Further field work is planned (including geophysics) which will be followed up with drilling as the plans are finalised for priority activities.

Potential to deliver additional resources

GBM Resources (ASX:GBZ) says the high priority resource extension and near resource exploration targets at both 309 and Lone Sister deposits each have the potential to deliver a significant discovery.

“Recent drilling combined with analysis of existing geochemical and geophysical datasets at Twin Hills has defined several exciting targets, each with the potential to deliver significant additional resources,” MD and CEO Peter Rohner said.

“We will continue to leverage our geological understanding against historical datasets across the very underexplored and highly prospective Twin Hills tenement package as we aim to increase our Drummond Basin Resources.

Future exploration will focus on finalising the targets for drill testing and GBM will continue to undertake integrated data analysis and targeting using the extensive historic databases.

Additional targeted surface geochemical samples will be collected, and electrical geophysics (IP or similar) will be undertaken on selected target areas and the 309 and Lone Sister deposit models will be further refined with focus on alteration and metal zoning patterns for use in vectoring across the tenement package.

A map showing the distribution of GBM’s tenements in the Drummond Basin including the recently announced farm-in agreement with Newcrest on the Mt Coolon Project. Pic: Supplied (GBZ).

Yandan resource update improves grade

The company also released its quarterly report today, flagging a resource upgrade for its Yandan gold project (also in Queensland) to 15.9 Mt at 1g/t Au for 514,500oz Au (previously 521,000oz Au).

A total of 47% of the Yandan Project is now classified as Indicated, prior to the review the MRE was all classified as Inferred, significantly improving both confidence and quality of the resource.

While the new MRE has less tonnes (reduced by 5.6Mt) the grand has been increased from 0.8g/t Au to 1g/t Au, due mainly to increasing the cut-off grade.

Plus, a new geological model specific to the East Hill deposit which has a MRE of 443,000oz Au with the key geological focus being the high-grade core of 1.1Mt at 5.7g/t Au for 201,000oz Au, has highlighted a “significant opportunity for a high-grade vein gold discovery under the existing resource,” GBM said.

Retaining exposure to Victorian gold project

Also, during the quarter, diamond drilling commenced in April at the Mount Margaret tenement the company’s Cloncurry iron copper oxide gold project, which is immediately north of the large Ernest Henry copper-gold mine (EHM).

The company also announced it would sell its remaining 50% interest in the Malmsbury gold project in Victoria to Novo for $A1 million but will retain exposure and a 2.5% maximum net smelter returns royalty.

The company is also looking to advance exploration of the Mt Morgan Gold-Copper Project targeting discovery of large-scale gold and copper deposits.

This article was developed in collaboration with GBM Resources Limited, a Stockhead advertiser at the time of publishing.  

This article does not constitute financial product advice.

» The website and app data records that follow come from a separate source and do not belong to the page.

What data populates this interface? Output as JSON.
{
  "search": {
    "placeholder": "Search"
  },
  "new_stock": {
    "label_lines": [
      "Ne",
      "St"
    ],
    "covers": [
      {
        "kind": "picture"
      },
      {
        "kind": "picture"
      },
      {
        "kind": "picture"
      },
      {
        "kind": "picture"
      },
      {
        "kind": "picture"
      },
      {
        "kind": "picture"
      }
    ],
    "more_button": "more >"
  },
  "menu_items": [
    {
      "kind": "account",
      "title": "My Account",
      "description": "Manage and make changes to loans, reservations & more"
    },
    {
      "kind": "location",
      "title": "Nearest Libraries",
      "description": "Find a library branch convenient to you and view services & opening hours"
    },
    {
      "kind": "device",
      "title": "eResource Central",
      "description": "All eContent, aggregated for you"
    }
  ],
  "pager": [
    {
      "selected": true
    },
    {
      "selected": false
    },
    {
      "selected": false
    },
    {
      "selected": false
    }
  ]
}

You should consider obtaining independent advice before making any financial decisions.